__Work task__.
Scan the data below and copy each line where "JSON" occurs.

(Beginning of Records for this exercise)

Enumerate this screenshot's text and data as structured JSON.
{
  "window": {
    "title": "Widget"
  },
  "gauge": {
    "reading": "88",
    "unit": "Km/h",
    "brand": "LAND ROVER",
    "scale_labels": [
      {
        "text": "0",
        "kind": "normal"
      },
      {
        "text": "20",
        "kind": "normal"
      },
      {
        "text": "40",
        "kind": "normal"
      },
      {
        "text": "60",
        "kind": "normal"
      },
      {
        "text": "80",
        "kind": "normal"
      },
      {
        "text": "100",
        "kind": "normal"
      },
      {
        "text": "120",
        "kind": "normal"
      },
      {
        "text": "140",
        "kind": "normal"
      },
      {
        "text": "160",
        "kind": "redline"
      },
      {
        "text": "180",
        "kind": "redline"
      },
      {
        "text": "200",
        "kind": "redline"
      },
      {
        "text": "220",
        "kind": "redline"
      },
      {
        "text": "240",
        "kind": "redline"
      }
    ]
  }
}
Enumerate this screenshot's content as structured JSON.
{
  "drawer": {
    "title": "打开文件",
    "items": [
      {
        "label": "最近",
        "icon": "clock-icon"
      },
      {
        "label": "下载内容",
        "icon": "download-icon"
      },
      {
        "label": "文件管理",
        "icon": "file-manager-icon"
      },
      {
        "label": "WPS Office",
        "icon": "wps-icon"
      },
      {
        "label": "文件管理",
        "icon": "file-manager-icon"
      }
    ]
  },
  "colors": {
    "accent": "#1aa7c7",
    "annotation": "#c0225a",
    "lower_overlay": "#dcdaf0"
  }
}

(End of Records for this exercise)

__Result__.
Enumerate this screenshot's text and data as structured JSON.
Enumerate this screenshot's content as structured JSON.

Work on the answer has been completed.